[Opening Dataset excerpts section]

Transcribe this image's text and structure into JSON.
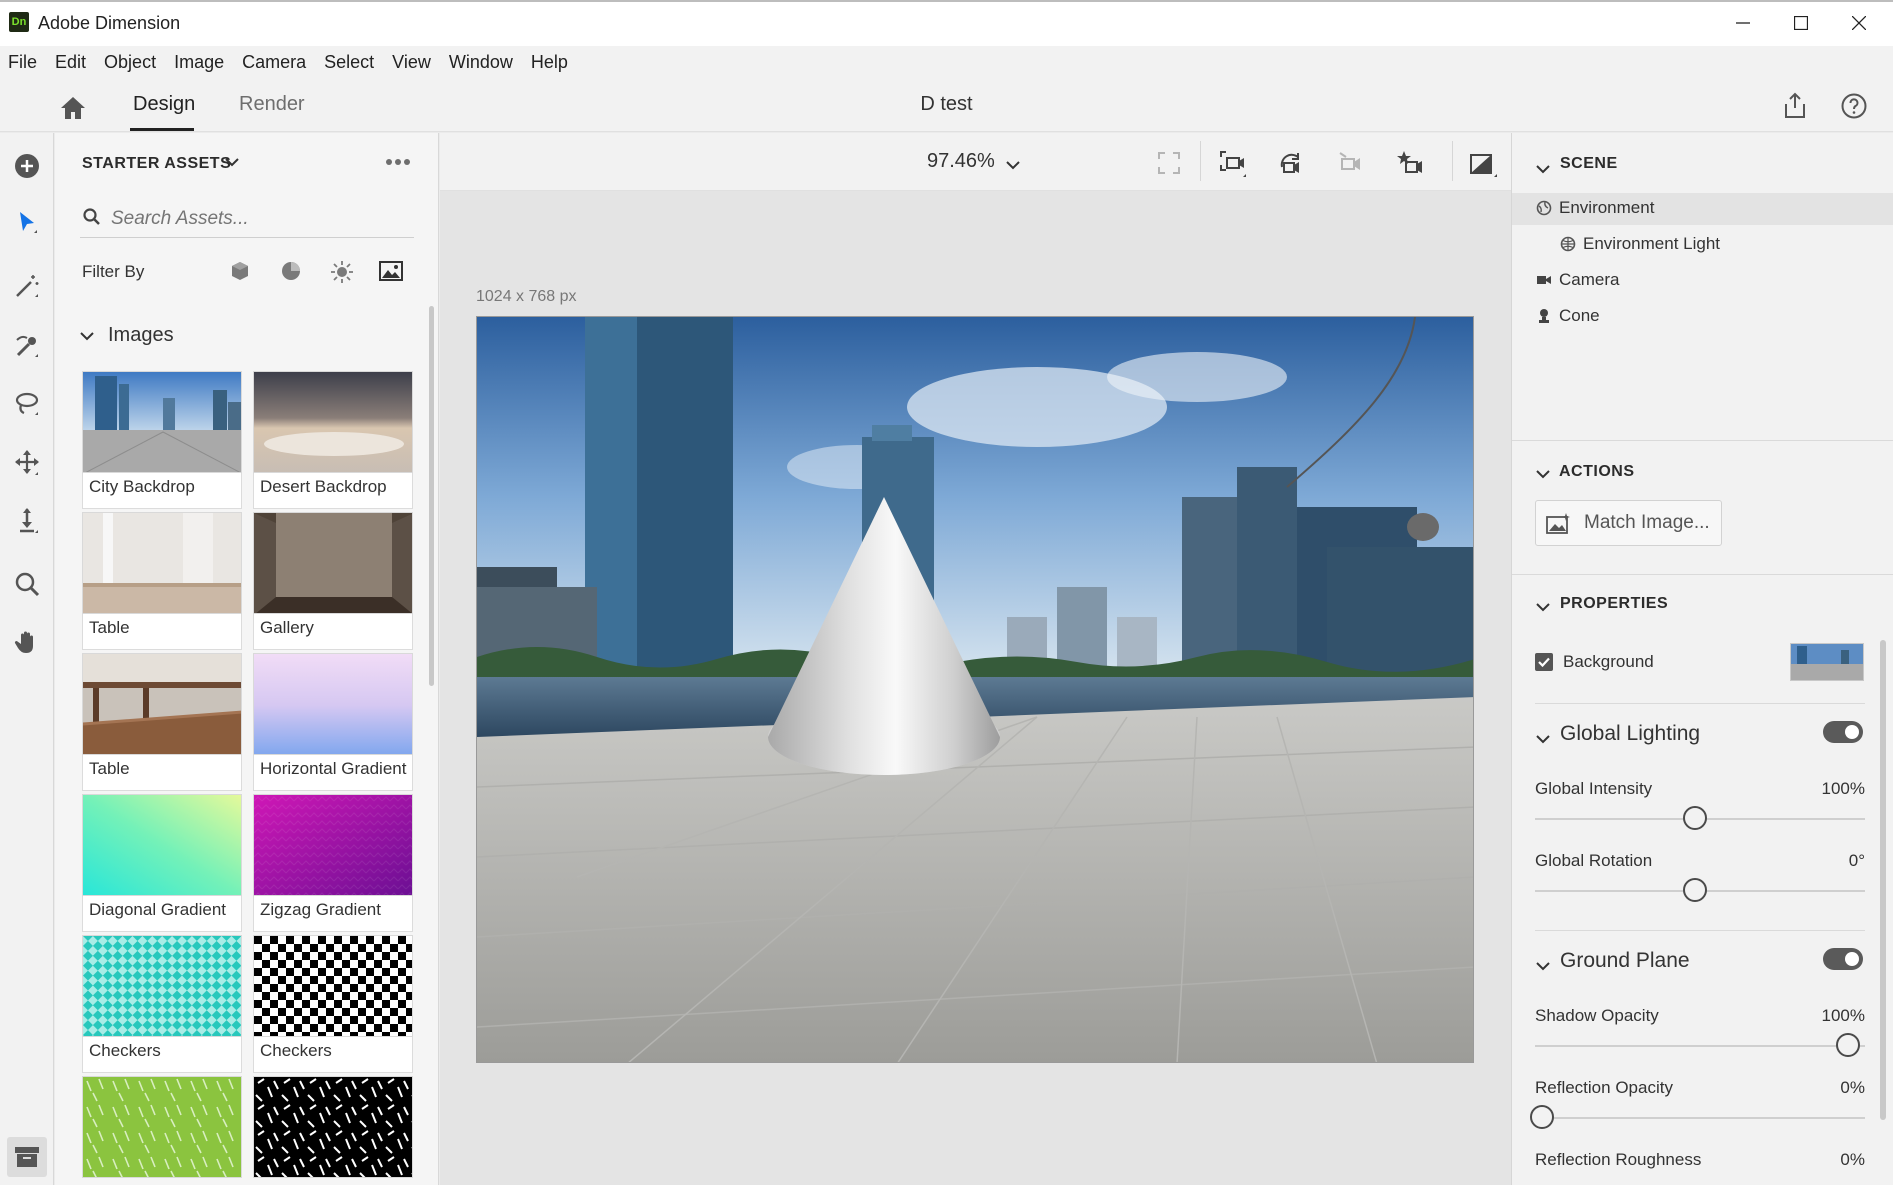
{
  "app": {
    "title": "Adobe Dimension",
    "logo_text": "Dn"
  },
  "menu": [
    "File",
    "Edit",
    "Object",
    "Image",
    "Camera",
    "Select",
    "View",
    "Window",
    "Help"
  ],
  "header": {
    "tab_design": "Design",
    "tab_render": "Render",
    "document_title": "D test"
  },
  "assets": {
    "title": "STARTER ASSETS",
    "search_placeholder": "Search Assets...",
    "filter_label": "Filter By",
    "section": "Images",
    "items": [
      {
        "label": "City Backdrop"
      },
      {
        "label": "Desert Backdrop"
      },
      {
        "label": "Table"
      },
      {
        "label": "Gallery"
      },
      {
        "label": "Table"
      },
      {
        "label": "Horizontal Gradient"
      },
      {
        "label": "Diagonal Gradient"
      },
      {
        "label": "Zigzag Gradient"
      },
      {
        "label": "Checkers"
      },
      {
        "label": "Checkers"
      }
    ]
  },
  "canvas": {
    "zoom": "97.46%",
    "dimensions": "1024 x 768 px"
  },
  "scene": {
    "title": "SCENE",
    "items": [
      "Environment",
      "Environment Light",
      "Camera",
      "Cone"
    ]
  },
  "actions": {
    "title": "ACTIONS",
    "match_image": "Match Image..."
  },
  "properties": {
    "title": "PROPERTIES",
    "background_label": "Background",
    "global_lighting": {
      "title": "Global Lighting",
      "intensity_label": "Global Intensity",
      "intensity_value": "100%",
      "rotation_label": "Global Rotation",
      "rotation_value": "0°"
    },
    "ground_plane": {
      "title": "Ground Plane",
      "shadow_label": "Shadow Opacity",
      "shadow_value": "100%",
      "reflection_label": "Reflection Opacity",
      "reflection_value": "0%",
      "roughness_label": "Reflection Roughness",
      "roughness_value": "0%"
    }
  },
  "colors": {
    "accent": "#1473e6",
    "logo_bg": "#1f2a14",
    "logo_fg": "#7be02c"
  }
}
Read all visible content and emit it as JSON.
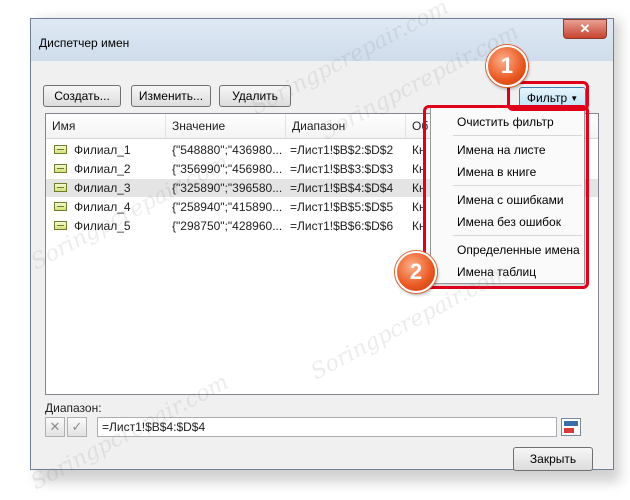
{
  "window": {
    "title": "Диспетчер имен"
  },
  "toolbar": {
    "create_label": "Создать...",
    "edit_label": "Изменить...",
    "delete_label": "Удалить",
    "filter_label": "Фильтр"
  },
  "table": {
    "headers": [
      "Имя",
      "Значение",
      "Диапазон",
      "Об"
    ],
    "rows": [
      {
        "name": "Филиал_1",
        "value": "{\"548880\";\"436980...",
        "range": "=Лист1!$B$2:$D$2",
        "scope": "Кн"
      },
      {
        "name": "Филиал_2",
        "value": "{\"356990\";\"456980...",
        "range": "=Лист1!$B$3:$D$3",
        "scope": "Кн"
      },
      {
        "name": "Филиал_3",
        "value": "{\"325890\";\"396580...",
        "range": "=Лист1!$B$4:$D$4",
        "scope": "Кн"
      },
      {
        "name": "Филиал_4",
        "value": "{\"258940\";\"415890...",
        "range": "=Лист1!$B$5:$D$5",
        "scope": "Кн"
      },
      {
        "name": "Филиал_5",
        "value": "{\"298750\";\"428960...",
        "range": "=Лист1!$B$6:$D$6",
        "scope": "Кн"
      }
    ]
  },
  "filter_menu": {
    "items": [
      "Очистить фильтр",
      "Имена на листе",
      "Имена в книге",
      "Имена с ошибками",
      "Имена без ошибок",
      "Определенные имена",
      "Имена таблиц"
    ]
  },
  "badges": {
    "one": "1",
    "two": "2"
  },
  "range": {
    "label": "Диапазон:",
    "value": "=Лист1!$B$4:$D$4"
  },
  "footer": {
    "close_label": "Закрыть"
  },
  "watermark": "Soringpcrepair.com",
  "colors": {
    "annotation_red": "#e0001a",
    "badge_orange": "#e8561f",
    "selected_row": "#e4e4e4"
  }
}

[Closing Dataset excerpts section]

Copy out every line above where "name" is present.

        "name": "Филиал_1",
        "name": "Филиал_2",
        "name": "Филиал_3",
        "name": "Филиал_4",
        "name": "Филиал_5",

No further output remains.